Please note that I am not saying that I have all the answers. In fact, I am still fairly new to the game. But I want to share what information I have gleaned while it is fresh in my mind. I am about a year into the game (having signed my first contract about a year ago now). I think it is important that we share what we have learned and leave the porch light on, so to speak, so that the writers coming behind us can find their way along the path. When I was an aspiring author (and still am, to a large extent), I wondered about what I needed to do, what I needed in my arsenal, and what my day needed to look like. I will try to help you out with those questions as much as I can…
WRITE THE BOOK. First, you need to delve into writing the best book you can. You are likely an aspiring author because you have a story inside of you trying to get out. You have found that inspiration. Get it out on paper. Do what you can to write the best book. This may involve learning how to write. Well how do I learn how to write?
READ BOOKS ABOUT THE CRAFT OF WRITING. Anything by James Scott Bell. Brandilyn Collins is another good one. Some of my favorite books on the craft include “The Emotion Thesaurus” and “Rivet Your Readers With Deep Point of View“. There are tons of books out there on the craft of writing. You just have to get started somewhere.
GO TO CONFERENCES. I cannot say enough about the difference that investing in conferences has made in my writing. Learning from the experts, networking with other writers, having the chance to learn from pitching your work to an agent/editor…these are just a few of the gems that come from going to a good conference. There is likely a conference near you (it may be small, but I recommend starting small). And there are larger conferences in different genres. Before you do go to that conference, invest in Bob Mayer’s “Writer’s Conference Guide: Making the Most of Your Time and Money“. I highly recommend it for first timers.
FIND A CRITIQUE GROUP. If you can, join a writing critique group, even if it’s online. Find a good one. What I mean by that is there should be at least one person in the group that is published. Or else, you may end up in a situation where the blind are leading the blind. Also, some groups can end up tearing down the more talented writers…that’s not what you want. So be on the look-out for that. A good critique group is going to give you feedback, but give it constructively.
MENTOR. As you continue on your journey, see if you can hook up with a mentor. Maybe it will be someone in your critique group who is farther along than you are, maybe it’s someone you come across at a conference. But a mentor is an invaluable resource.
WRITE THE BOOK. Are you still writing that book? Cause that’s what it’s all about. You have to have the book. It’s all about the book.
LEARN ABOUT QUERYING/QUERY. Query Shark is an amazing resource about how to write a query. Also, be mindful to research the agents/publishers you are wanting to submit to, they each have their own submission guidelines. Some will want a cover letter, some won’t. Some want a formal book proposal, some want just sample chapters. Just be mindful and FOLLOW THEIR GUIDELINES to the letter.

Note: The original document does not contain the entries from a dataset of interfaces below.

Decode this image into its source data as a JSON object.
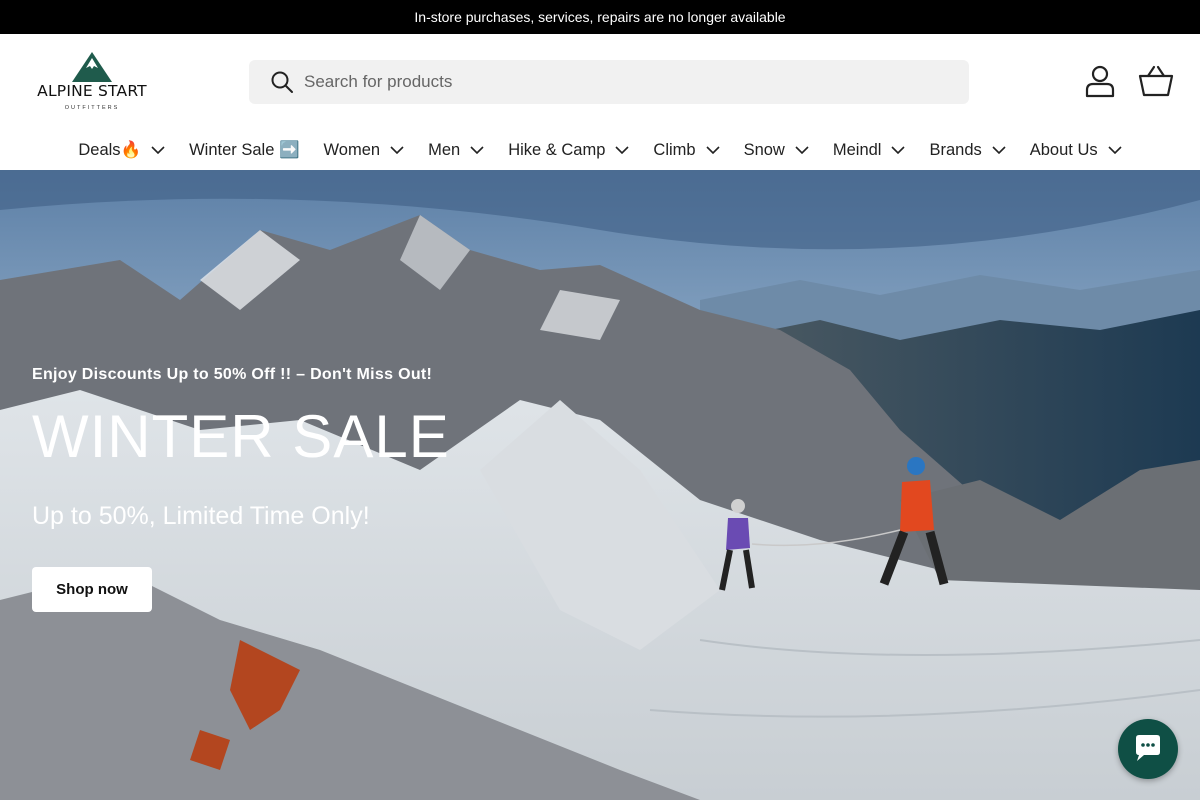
{
  "announcement": {
    "text": "In-store purchases, services, repairs are no longer available"
  },
  "header": {
    "logo": {
      "name": "ALPINE START",
      "subtitle": "OUTFITTERS",
      "brand_color": "#1f5b4c"
    },
    "search": {
      "placeholder": "Search for products",
      "value": ""
    },
    "icons": {
      "search": "search-icon",
      "account": "account-icon",
      "cart": "cart-icon"
    }
  },
  "nav": {
    "items": [
      {
        "label": "Deals🔥",
        "dropdown": true
      },
      {
        "label": "Winter Sale ➡️",
        "dropdown": false
      },
      {
        "label": "Women",
        "dropdown": true
      },
      {
        "label": "Men",
        "dropdown": true
      },
      {
        "label": "Hike & Camp",
        "dropdown": true
      },
      {
        "label": "Climb",
        "dropdown": true
      },
      {
        "label": "Snow",
        "dropdown": true
      },
      {
        "label": "Meindl",
        "dropdown": true
      },
      {
        "label": "Brands",
        "dropdown": true
      },
      {
        "label": "About Us",
        "dropdown": true
      }
    ]
  },
  "hero": {
    "kicker": "Enjoy Discounts Up to 50% Off !! – Don't Miss Out!",
    "title": "WINTER SALE",
    "subtitle": "Up to 50%, Limited Time Only!",
    "button_label": "Shop now"
  },
  "chat": {
    "icon": "chat-icon",
    "color": "#0f4f45"
  }
}
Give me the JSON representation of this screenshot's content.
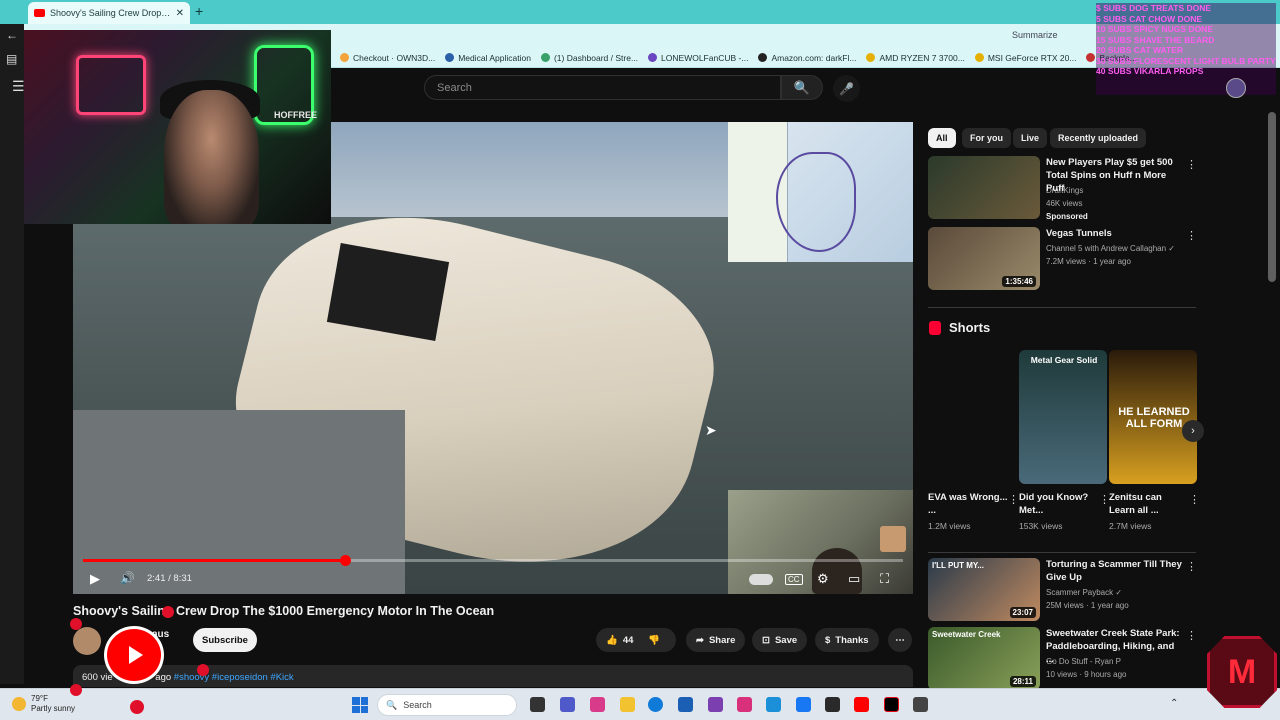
{
  "browser": {
    "active_tab_title": "Shoovy's Sailing Crew Drop The $",
    "active_tab_close": "✕",
    "new_tab": "+",
    "summarize": "Summarize",
    "bookmarks": [
      {
        "label": "Checkout · OWN3D...",
        "color": "#f2a33a"
      },
      {
        "label": "Medical Application",
        "color": "#2b5fa8"
      },
      {
        "label": "(1) Dashboard / Stre...",
        "color": "#38a169"
      },
      {
        "label": "LONEWOLFanCUB -...",
        "color": "#6b46c1"
      },
      {
        "label": "Amazon.com: darkFl...",
        "color": "#222222"
      },
      {
        "label": "AMD RYZEN 7 3700...",
        "color": "#e6b000"
      },
      {
        "label": "MSI GeForce RTX 20...",
        "color": "#e6b000"
      },
      {
        "label": "Backpla...",
        "color": "#c53030"
      }
    ]
  },
  "stream_overlay": {
    "webcam_label": "HOFFREE",
    "goals_text": "$ SUBS DOG TREATS DONE\n5 SUBS CAT CHOW DONE\n10 SUBS SPICY NUGS DONE\n15 SUBS SHAVE THE BEARD\n20 SUBS CAT WATER\n30 SUBS FLORESCENT LIGHT BULB PARTY\n40 SUBS VIKARLA PROPS",
    "corner_logo": "M"
  },
  "youtube": {
    "search_placeholder": "Search",
    "search_icon": "🔍",
    "mic_icon": "🎤",
    "menu_icon": "☰"
  },
  "player": {
    "time": "2:41 / 8:31",
    "progress": 0.32,
    "play_icon": "▶",
    "volume_icon": "🔊",
    "cc_label": "CC",
    "settings_icon": "⚙",
    "theater_icon": "▭",
    "fullscreen_icon": "⛶",
    "cursor": "➤"
  },
  "video": {
    "title": "Shoovy's Sailing Crew Drop The $1000 Emergency Motor In The Ocean",
    "channel": "aus",
    "subscribe": "Subscribe",
    "likes": "44",
    "share": "Share",
    "save": "Save",
    "thanks": "Thanks",
    "more": "⋯",
    "desc_prefix": "600 vie",
    "desc_ago": "ago",
    "desc_tags": "#shoovy #iceposeidon #Kick"
  },
  "chips": [
    "All",
    "For you",
    "Live",
    "Recently uploaded"
  ],
  "recommendations_top": [
    {
      "title": "New Players Play $5 get 500 Total Spins on Huff n More Puff",
      "line1": "DraftKings",
      "line2": "46K views",
      "line3": "Sponsored",
      "duration": "",
      "colors": [
        "#2b3a2b",
        "#6a5a3a"
      ]
    },
    {
      "title": "Vegas Tunnels",
      "line1": "Channel 5 with Andrew Callaghan ✓",
      "line2": "7.2M views · 1 year ago",
      "line3": "",
      "duration": "1:35:46",
      "colors": [
        "#5a4a3a",
        "#9a8a6a"
      ]
    }
  ],
  "shorts": {
    "header": "Shorts",
    "next": "›",
    "items": [
      {
        "title": "EVA was Wrong... ...",
        "views": "1.2M views",
        "overlay": "",
        "colors": [
          "#0f0f0f",
          "#0f0f0f"
        ]
      },
      {
        "title": "Did you Know? Met...",
        "views": "153K views",
        "overlay": "Metal Gear Solid",
        "colors": [
          "#1f3a3a",
          "#4a6a7a"
        ]
      },
      {
        "title": "Zenitsu can Learn all ...",
        "views": "2.7M views",
        "overlay": "HE LEARNED ALL FORM",
        "colors": [
          "#2a1a0a",
          "#d8a020"
        ]
      }
    ]
  },
  "recommendations_bottom": [
    {
      "title": "Torturing a Scammer Till They Give Up",
      "line1": "Scammer Payback ✓",
      "line2": "25M views · 1 year ago",
      "line3": "",
      "duration": "23:07",
      "overlay": "I'LL PUT MY...",
      "colors": [
        "#2a3a4a",
        "#c08a60"
      ]
    },
    {
      "title": "Sweetwater Creek State Park: Paddleboarding, Hiking, and ...",
      "line1": "Go Do Stuff - Ryan P",
      "line2": "10 views · 9 hours ago",
      "line3": "",
      "duration": "28:11",
      "overlay": "Sweetwater Creek",
      "colors": [
        "#3a5a2a",
        "#8aa05a"
      ]
    }
  ],
  "taskbar": {
    "temp": "79°F",
    "weather": "Partly sunny",
    "search": "Search"
  }
}
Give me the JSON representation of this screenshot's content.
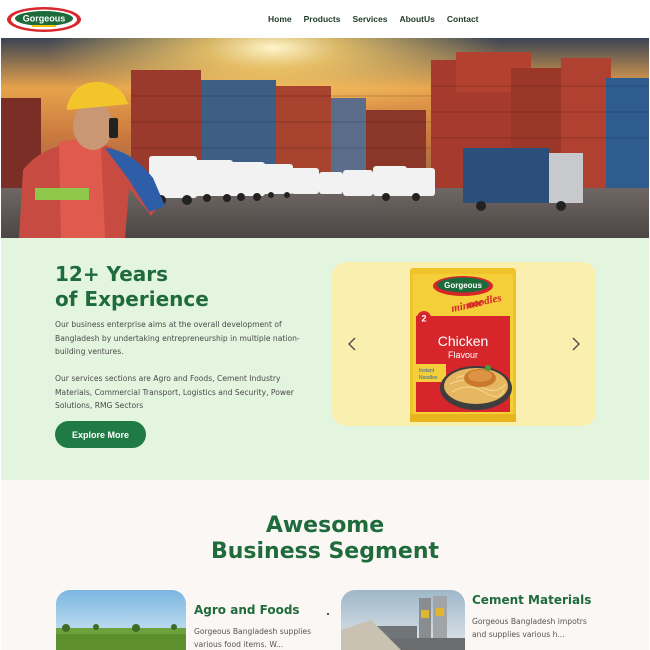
{
  "header": {
    "logo_text": "Gorgeous",
    "nav": [
      "Home",
      "Products",
      "Services",
      "AboutUs",
      "Contact"
    ]
  },
  "hero": {
    "image": "cargo-port-worker-photo"
  },
  "experience": {
    "title": "12+ Years\nof Experience",
    "paragraph1": "Our business enterprise aims at the overall development of Bangladesh by undertaking entrepreneurship in multiple nation-building ventures.",
    "paragraph2": "Our services sections are Agro and Foods, Cement Industry Materials, Commercial Transport, Logistics and Security, Power Solutions, RMG Sectors",
    "button": "Explore More",
    "carousel": {
      "prev_icon": "chevron-left-icon",
      "next_icon": "chevron-right-icon",
      "product": {
        "brand": "Gorgeous",
        "line1": "2",
        "line2": "minute",
        "line3": "noodles",
        "flavour1": "Chicken",
        "flavour2": "Flavour",
        "tag1": "Instant",
        "tag2": "Noodles"
      }
    }
  },
  "segments": {
    "title": "Awesome\nBusiness Segment",
    "cards": [
      {
        "title": "Agro and Foods",
        "desc": "Gorgeous Bangladesh supplies various food items. W..."
      },
      {
        "title": "Cement Materials",
        "desc": "Gorgeous Bangladesh impotrs and supplies various h..."
      }
    ]
  },
  "colors": {
    "brand_green": "#1f6b3c",
    "button_green": "#1f7a44",
    "mint_background": "#e3f5df",
    "carousel_background": "#fbefb0",
    "segment_background": "#fbf7f5"
  }
}
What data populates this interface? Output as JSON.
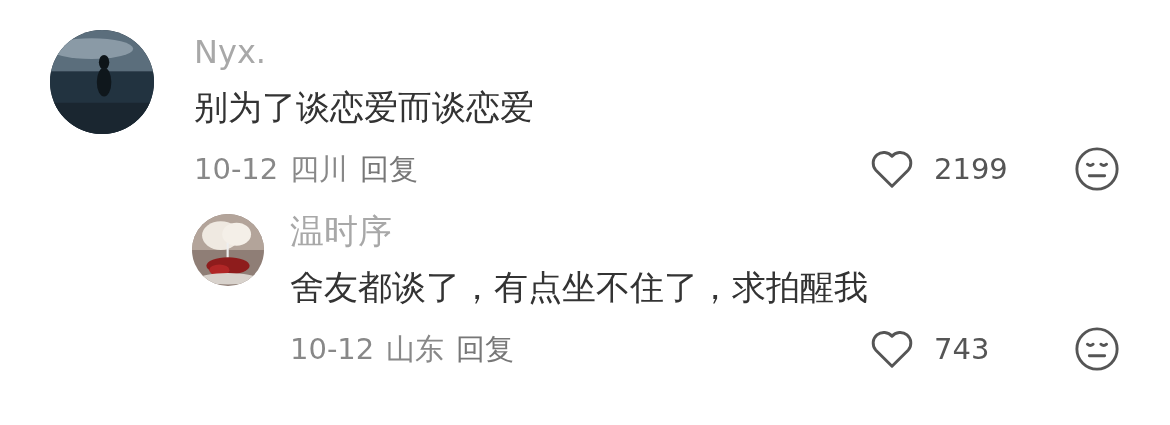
{
  "comments": [
    {
      "author": "Nyx.",
      "text": "别为了谈恋爱而谈恋爱",
      "date": "10-12",
      "location": "四川",
      "reply": "回复",
      "likes": "2199",
      "replies": [
        {
          "author": "温时序",
          "text": "舍友都谈了，有点坐不住了，求拍醒我",
          "date": "10-12",
          "location": "山东",
          "reply": "回复",
          "likes": "743"
        }
      ]
    }
  ]
}
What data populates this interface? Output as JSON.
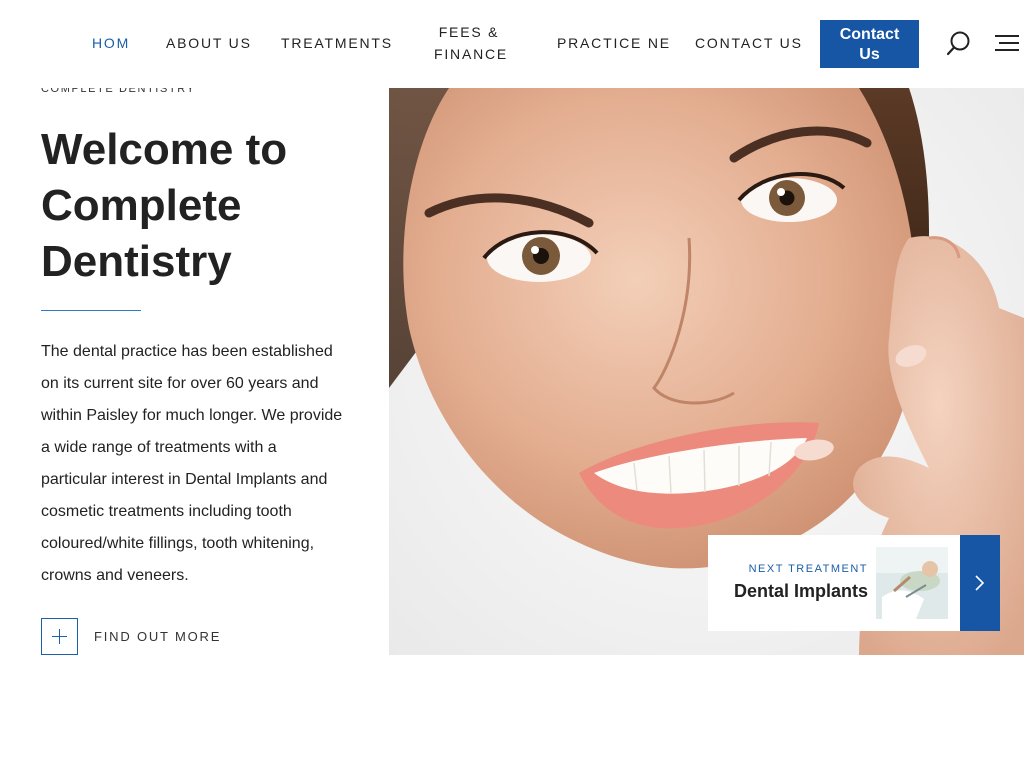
{
  "nav": {
    "items": [
      {
        "label": "HOM",
        "active": true
      },
      {
        "label": "ABOUT US"
      },
      {
        "label": "TREATMENTS"
      },
      {
        "label_line1": "FEES &",
        "label_line2": "FINANCE"
      },
      {
        "label": "PRACTICE NE"
      },
      {
        "label": "CONTACT US"
      }
    ],
    "contact_button": {
      "line1": "Contact",
      "line2": "Us"
    },
    "icons": [
      "search-icon",
      "hamburger-menu-icon"
    ]
  },
  "hero": {
    "eyebrow": "COMPLETE DENTISTRY",
    "title_line1": "Welcome to",
    "title_line2": "Complete",
    "title_line3": "Dentistry",
    "intro": "The dental practice has been established on its current site for over 60 years and within Paisley for much longer. We provide a wide range of treatments with a particular interest in Dental Implants and cosmetic treatments including tooth coloured/white fillings, tooth whitening, crowns and veneers.",
    "find_out_more": "FIND OUT MORE"
  },
  "next_treatment": {
    "kicker": "NEXT TREATMENT",
    "title": "Dental Implants"
  },
  "colors": {
    "accent": "#1656a5",
    "active_nav": "#1b5fa8",
    "rule": "#2b7cc4",
    "text": "#222222"
  }
}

BUILD A WEBSITE/BLOG. You need to start building a PLATFORM. I know that sounds like a big, scary word. But, if you plan on marketing (another scary word) your book, you need to have your own website and, probably, a blog. Instead of delving into everything that makes up a platform, I’ll just focus on why you set up a website and blog. You want a place where your fanbase can come and visit you. You do not own Facebook/Twitter. They can change the rules on you in an instant. You do not want to rely on one of these social media outlets to be your only internet presence. So, set up your own website and start a blog. This is one of the best pieces of advice I can give you about platform.
READ OTHER AUTHOR’S BLOGS. Like mine! Another good blog is Jerry Jenkins. He gives wonderful information about writing, in my opinion. I follow 5 blogs every week and make regular comments on these blogs to get involved in these communities. This is a piece of advice my mentor gave to me.
WRITE THE BOOK. In the end, it’s still about the book. These other things are ways to enhance your experience as a writer/author. But, you cannot forget that it is about your idea, your story, your novel. Never lose sight of that. And there will be days when you don’t feel like spending time with your book, editing, revising, or writing. But it is important to spend that time in your work, creating. Just try to make yourself sit down and start working, once the pump is primed, the juices just might start flowing. You won’t know until you try.